WORK TASK =>
For each line below that contains the word "魔法攻擊力", return that line.

Items from an interface collection =>
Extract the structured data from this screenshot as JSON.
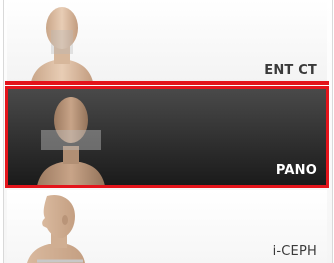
{
  "modes": [
    {
      "label": "ENT CT",
      "icon": "head-front-icon",
      "selected": false
    },
    {
      "label": "PANO",
      "icon": "head-front-highlight-icon",
      "selected": true
    },
    {
      "label": "i-CEPH",
      "icon": "head-profile-icon",
      "selected": false
    }
  ],
  "colors": {
    "selection": "#e4141b",
    "selected_background": "#2c2c2c",
    "label_dark": "#3a3a3a",
    "label_light": "#ffffff"
  }
}
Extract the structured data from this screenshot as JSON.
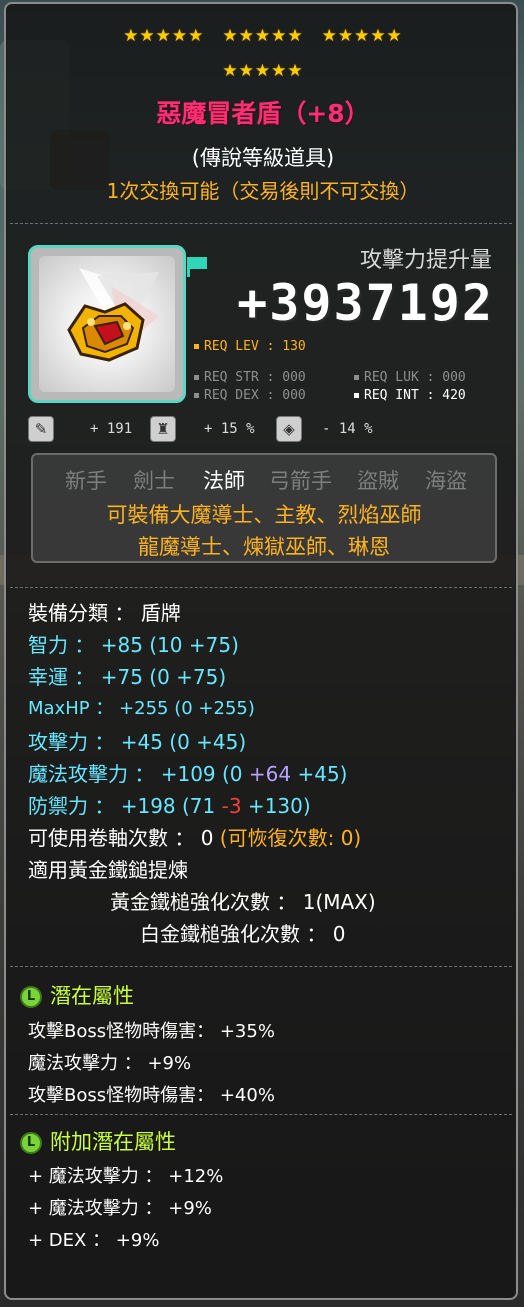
{
  "stars_row1": [
    "★★★★★",
    "★★★★★",
    "★★★★★"
  ],
  "stars_row2": "★★★★★",
  "item": {
    "name": "惡魔冒者盾（+8）",
    "rank": "(傳說等級道具)",
    "trade": "1次交換可能（交易後則不可交換）"
  },
  "attack_boost": {
    "label": "攻擊力提升量",
    "value": "+3937192"
  },
  "requirements": {
    "lev": "REQ LEV : 130",
    "str": "REQ STR : 000",
    "luk": "REQ LUK : 000",
    "dex": "REQ DEX : 000",
    "int": "REQ INT : 420"
  },
  "small_stats": {
    "v1": "+ 191",
    "v2": "+ 15 %",
    "v3": "- 14 %"
  },
  "jobs": [
    "新手",
    "劍士",
    "法師",
    "弓箭手",
    "盜賊",
    "海盜"
  ],
  "job_lines": [
    "可裝備大魔導士、主教、烈焰巫師",
    "龍魔導士、煉獄巫師、琳恩"
  ],
  "stats": {
    "category": "裝備分類 ： 盾牌",
    "int_label": "智力 ：",
    "int_val": " +85 (10 +75)",
    "luk_label": "幸運 ：",
    "luk_val": " +75 (0 +75)",
    "hp_label": "MaxHP ：",
    "hp_val": " +255 (0 +255)",
    "atk_label": "攻擊力 ：",
    "atk_val": " +45 (0 +45)",
    "matk_label": "魔法攻擊力 ：",
    "matk_val1": " +109 (0 ",
    "matk_val2": "+64",
    "matk_val3": " +45)",
    "def_label": "防禦力 ：",
    "def_val1": " +198 (71 ",
    "def_val2": "-3",
    "def_val3": " +130)",
    "scroll_label": "可使用卷軸次數 ： 0 ",
    "scroll_recover": "(可恢復次數: 0)",
    "golden_hammer": "適用黃金鐵鎚提煉",
    "golden_count": "黃金鐵槌強化次數 ： 1(MAX)",
    "platinum_count": "白金鐵槌強化次數 ： 0"
  },
  "potential": {
    "title": "潛在屬性",
    "lines": [
      "攻擊Boss怪物時傷害： +35%",
      "魔法攻擊力 ： +9%",
      "攻擊Boss怪物時傷害： +40%"
    ]
  },
  "additional_potential": {
    "title": "附加潛在屬性",
    "lines": [
      "+ 魔法攻擊力 ： +12%",
      "+ 魔法攻擊力 ： +9%",
      "+ DEX ： +9%"
    ]
  },
  "colors": {
    "name": "#ff2f74",
    "orange": "#ffb321",
    "cyan": "#66e6ff",
    "potential_green": "#c9ff3b"
  }
}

SOLUTION =>
    "matk_label": "魔法攻擊力 ：",
      "魔法攻擊力 ： +9%",
      "+ 魔法攻擊力 ： +12%",
      "+ 魔法攻擊力 ： +9%",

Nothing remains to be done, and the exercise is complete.